HOW TO COMPLETE THIS TASK — Among the entries that follow, find the lines containing the string "library" and copy them.

THE DATA START

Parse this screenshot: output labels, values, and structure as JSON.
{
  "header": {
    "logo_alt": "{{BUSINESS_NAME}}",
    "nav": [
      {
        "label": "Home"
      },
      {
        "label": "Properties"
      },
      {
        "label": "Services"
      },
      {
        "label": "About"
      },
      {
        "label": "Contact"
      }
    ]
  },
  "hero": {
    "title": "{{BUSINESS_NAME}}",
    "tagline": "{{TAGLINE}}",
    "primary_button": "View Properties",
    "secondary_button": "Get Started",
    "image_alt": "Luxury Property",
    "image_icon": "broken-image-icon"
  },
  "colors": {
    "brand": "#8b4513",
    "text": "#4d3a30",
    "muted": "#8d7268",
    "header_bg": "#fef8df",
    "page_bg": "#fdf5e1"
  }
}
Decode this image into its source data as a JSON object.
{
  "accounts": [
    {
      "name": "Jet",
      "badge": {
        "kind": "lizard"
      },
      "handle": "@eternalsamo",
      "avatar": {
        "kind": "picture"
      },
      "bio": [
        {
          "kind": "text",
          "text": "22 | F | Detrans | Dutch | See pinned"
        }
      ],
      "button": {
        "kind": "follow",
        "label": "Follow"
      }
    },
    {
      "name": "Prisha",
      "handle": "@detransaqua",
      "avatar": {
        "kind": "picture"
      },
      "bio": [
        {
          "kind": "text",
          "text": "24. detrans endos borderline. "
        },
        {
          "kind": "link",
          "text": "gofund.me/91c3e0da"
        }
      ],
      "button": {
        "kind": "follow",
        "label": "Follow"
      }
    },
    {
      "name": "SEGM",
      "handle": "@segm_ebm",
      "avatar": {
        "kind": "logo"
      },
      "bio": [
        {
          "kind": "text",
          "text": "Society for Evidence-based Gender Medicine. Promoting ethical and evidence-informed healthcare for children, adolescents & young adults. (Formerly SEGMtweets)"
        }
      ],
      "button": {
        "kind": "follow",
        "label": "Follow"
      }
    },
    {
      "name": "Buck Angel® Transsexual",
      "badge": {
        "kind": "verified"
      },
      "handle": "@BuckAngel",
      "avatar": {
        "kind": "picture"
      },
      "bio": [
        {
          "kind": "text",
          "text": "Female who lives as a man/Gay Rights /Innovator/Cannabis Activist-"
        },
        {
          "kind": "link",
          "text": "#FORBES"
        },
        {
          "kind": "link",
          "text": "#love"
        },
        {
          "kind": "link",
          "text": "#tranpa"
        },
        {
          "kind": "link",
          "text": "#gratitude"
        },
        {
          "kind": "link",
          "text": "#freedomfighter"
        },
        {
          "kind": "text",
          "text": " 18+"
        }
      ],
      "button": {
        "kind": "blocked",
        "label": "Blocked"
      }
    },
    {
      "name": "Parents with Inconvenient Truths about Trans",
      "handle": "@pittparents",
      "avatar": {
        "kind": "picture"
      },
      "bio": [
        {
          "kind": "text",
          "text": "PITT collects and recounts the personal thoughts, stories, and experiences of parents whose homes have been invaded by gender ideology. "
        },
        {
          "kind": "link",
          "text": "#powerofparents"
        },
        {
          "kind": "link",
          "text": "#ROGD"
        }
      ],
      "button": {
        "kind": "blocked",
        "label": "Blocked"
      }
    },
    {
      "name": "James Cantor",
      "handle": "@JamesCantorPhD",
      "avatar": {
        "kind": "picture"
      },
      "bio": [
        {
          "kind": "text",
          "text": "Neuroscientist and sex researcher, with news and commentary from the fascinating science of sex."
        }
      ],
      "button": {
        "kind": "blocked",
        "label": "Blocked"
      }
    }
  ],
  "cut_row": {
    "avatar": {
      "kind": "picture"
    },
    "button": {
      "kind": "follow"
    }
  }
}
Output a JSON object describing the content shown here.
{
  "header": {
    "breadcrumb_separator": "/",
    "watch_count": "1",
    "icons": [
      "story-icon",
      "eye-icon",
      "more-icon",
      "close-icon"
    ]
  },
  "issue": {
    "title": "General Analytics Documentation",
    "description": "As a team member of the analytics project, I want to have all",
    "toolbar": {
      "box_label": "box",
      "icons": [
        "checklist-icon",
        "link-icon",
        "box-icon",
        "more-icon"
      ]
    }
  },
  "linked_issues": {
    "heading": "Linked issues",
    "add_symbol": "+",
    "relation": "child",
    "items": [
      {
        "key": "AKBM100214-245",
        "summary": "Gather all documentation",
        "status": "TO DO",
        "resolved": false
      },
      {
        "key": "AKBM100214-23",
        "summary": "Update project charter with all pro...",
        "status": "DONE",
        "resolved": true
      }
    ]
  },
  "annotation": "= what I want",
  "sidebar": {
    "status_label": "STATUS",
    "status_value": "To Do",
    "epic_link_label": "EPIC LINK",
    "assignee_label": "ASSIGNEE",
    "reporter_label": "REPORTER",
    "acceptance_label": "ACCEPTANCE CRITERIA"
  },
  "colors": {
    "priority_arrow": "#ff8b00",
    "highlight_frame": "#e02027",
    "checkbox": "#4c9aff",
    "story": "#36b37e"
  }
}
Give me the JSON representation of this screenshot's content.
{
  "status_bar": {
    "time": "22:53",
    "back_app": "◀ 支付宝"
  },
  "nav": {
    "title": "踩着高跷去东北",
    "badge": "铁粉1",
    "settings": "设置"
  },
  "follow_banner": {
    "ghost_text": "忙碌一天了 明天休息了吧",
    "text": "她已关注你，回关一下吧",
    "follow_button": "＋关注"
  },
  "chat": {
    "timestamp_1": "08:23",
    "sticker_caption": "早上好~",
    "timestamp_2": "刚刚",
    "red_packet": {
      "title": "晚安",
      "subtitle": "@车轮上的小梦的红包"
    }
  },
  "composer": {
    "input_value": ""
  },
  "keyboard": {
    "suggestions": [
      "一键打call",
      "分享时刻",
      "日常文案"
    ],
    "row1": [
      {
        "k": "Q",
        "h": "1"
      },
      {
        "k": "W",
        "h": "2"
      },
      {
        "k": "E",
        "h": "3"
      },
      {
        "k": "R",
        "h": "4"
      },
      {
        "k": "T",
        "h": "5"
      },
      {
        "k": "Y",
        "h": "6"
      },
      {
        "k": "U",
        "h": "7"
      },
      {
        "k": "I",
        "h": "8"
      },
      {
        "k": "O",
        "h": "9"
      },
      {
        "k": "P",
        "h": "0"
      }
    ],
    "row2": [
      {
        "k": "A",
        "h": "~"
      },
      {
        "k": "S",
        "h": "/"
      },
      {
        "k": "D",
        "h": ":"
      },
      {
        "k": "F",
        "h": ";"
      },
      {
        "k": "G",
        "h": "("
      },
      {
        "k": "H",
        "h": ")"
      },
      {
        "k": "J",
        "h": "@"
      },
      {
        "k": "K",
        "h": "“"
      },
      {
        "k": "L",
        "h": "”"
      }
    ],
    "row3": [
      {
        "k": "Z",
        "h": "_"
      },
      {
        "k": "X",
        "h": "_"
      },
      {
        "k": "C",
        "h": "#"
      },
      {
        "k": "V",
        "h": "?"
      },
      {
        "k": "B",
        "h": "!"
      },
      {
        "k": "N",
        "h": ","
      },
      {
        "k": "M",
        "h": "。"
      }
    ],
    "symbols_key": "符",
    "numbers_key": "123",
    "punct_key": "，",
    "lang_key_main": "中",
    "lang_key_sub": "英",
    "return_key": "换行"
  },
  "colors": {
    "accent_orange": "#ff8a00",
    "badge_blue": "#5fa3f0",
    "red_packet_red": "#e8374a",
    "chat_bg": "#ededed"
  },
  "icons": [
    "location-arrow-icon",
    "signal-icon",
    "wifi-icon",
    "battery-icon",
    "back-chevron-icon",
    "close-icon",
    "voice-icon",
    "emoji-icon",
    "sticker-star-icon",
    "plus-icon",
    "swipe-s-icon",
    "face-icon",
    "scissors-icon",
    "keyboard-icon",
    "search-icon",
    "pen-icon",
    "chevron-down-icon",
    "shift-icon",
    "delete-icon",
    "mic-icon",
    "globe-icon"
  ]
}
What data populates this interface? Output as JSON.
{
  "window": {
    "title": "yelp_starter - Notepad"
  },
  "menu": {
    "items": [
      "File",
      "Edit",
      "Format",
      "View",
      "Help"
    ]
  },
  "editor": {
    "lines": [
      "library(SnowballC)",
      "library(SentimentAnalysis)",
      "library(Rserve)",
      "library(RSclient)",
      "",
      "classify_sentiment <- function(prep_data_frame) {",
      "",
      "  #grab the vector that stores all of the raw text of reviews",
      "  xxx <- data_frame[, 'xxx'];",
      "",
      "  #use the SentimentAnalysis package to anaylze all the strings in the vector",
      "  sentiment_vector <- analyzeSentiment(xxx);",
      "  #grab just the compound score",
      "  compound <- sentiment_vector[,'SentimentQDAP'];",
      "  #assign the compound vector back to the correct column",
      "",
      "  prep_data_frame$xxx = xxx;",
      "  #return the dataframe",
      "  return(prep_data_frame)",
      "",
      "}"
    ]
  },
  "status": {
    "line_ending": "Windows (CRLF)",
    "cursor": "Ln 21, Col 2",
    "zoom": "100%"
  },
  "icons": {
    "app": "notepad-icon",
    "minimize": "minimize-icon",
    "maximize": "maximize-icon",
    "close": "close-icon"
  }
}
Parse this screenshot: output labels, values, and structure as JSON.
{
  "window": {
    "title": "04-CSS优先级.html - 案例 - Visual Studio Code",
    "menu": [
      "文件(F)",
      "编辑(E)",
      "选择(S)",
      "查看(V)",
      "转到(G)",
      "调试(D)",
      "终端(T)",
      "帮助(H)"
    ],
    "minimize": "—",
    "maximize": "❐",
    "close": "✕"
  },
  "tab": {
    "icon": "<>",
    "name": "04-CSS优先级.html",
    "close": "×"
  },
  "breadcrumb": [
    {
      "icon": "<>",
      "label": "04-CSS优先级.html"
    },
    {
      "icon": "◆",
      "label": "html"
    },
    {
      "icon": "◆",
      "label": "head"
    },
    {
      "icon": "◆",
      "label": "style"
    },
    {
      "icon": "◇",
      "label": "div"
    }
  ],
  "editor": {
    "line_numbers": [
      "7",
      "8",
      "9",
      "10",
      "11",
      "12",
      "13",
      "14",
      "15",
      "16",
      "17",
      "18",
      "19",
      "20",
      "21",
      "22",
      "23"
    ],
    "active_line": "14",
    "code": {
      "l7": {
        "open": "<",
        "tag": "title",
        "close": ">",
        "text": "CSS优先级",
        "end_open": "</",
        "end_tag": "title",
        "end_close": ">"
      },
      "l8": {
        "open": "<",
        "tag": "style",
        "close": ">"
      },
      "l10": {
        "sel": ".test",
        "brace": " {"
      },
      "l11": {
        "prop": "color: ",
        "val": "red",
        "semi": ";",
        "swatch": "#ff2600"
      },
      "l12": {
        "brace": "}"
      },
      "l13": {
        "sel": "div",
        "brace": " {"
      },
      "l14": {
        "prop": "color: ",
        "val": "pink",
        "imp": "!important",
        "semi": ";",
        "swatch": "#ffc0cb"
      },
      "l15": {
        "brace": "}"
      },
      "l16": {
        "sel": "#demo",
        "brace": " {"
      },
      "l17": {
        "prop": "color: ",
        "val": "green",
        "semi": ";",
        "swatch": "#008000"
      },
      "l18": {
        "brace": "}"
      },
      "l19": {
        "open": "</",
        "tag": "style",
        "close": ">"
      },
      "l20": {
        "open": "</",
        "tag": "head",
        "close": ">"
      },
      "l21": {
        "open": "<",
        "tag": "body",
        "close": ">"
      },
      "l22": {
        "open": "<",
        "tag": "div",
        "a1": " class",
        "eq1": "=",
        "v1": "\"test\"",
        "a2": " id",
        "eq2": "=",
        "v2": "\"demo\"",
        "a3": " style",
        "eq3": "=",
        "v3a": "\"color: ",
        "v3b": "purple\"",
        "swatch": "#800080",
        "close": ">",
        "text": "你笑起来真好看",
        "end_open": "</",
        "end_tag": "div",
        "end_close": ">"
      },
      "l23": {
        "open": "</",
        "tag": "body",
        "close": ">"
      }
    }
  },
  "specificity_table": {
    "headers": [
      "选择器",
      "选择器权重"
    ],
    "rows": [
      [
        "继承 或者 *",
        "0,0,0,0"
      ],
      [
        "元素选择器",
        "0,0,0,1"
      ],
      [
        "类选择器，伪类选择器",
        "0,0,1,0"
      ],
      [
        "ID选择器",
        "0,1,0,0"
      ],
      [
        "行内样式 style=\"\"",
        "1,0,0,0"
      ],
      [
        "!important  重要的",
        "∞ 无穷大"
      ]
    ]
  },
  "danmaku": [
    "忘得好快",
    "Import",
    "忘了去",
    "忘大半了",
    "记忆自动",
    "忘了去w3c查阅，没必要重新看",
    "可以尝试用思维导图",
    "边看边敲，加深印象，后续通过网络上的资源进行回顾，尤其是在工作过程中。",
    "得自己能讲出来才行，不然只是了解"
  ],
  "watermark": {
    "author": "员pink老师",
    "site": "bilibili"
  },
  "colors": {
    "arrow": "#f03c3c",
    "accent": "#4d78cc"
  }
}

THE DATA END

SOLUTION TO THE PROBLEM —
      "library(SnowballC)",
      "library(SentimentAnalysis)",
      "library(Rserve)",
      "library(RSclient)",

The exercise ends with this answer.